Policy and regulatory developments
A few examples of recent policy, legal and regulatory measures relevant to business and human rights:
- National Action Plan (NAP): In September 2013 the UK launched the world's first NAP. In its NAP the UK government includes a number of actions to implement the UNGPs including in UK Government procurement, in the requirements of UKEF (UK Export Credit Agency) and in the agreements that facilitate investment overseas by UK or EU companies.
- Modern Slavery Act: The UK passed into law the Modern Slavery Act 2015 on 26 March 2015. The Act create new obligations to companies to disclose their efforts and to take action to end slavery including through specific anti-slavery risk management and due diligence of their supply chain.
- UK Companies Act Regulations 2013: Section 414C (7) (b) (iii) calls for quoted companies to prepare a strategic report which must include information on environmental matters, and social, community and human rights issues, “including information about any policies of the company in relation to those matters and the effectiveness of those policies.”
- EU directive on non-financial reporting: The EU adopted Directive 2014/95/EU on disclosure of non-financial and diversity information requiring large undertakings which are public-interest entities to disclose in their management report, information on policies, risks and outcomes as regards environmental, social and employee matters, respect for human rights, anticorruption and bribery issues, and diversity in their board of directors.
Normative standards and rules for access to financing
A few examples of shifts in normative standards and rules for accessing financing:
- The OECD Guidelines for Multinational Enterprises: The Guidelines were updated in 2011 to include a new chapter on Human Rights, which draws directly from the UNGPs and is in line with them requiring human rights due diligence.
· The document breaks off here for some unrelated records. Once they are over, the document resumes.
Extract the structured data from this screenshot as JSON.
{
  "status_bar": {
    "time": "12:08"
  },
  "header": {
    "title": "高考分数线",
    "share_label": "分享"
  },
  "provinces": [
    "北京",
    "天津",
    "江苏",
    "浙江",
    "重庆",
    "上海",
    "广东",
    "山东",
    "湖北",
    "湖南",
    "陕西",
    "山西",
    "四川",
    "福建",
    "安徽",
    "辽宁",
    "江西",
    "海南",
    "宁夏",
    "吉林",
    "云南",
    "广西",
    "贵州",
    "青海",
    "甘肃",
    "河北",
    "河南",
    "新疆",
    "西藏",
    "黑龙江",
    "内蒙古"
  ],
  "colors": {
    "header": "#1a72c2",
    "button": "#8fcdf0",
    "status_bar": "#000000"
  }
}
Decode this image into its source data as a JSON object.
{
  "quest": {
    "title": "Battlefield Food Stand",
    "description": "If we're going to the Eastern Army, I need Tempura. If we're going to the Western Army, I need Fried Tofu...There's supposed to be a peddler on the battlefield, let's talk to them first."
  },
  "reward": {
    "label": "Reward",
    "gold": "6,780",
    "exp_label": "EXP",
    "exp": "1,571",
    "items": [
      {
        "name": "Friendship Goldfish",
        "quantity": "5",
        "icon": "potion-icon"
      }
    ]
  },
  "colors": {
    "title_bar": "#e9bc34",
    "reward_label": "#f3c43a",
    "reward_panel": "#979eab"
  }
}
The Guidelines are implemented through National Contact Points, which accept complaints about company behaviour wherever they operate.
- The International Finance Corporation (IFC) Performance Standards: The IFC - the World Bank’s private lending arm - updated its Performance Standards in 2012. The Performance Standards are directed towards private sector clients, providing guidance on how to identify risks and impacts. These now explicitly recognise the corporate responsibility to respect human rights as defined in the UNGPs and point to the need to undertake due diligence to manage environmental, social and human rights risks for projects.
- The Equator Principles (EP): The EP is a risk management framework for ‘determining, assessing and managing environmental and social risk in projects’ and for providing ‘a minimum standard for due diligence to support responsible risk decision-making.’ 80 financial institutions have adopted the Principles, including large banks in the UK. In 2013 the EP were updated to specifically recognise due diligence as described in the UNGPs and to recognise both the financial institutions responsibilities towards human rights as well as the clients’
The corporate practices
A few examples of company commitments and their changes in practices:
- The Global Business Initiative: GBI is a group of 18 corporations actively working to embed human rights practices and to reflect these in their dealings with other businesses and in theirsupply chain. GBI companies include Coca Cola, ABB, Bechtel, BASF, GE, Motorola, Sime Darby, Shell and Novo Nordisk.
- Companies reporting on human rights issues: As part of the reporting requirements under US law, companies investing in Burma (beyond certain investment thresholds) must provide information on their human rights polices and processes including due diligence. Several companies have now filed their reports, which go beyond former disclosures on non-financial risks. Check herehere to see the reports.
- UNGPs Reporting Framework: Major international companies and financial institutions have expressed their commitment to use the recently launched UNGPs reporting framework which is the first comprehensive guidance for companies to report on how they respect human rights based on the UNGPs. These companies include Unilever, H&M, Ericsson, Nestlé, Newmont and ABN Amro..
- The Thun Group: Four leading international banks – Barclays, Credit Suisse, UBS and UniCredit – came together in May 2011 to create the Thun Group, an informal group to explore the implications of the UNGPs for the banking sector. The expected outcome is a practical application guide setting out the challenges and best practice examples of operationalizing the UNGPs in universal banks. BBVA, ING Bank NV and RBS Group have since then joined the group and a discussion paper was published in October 2013.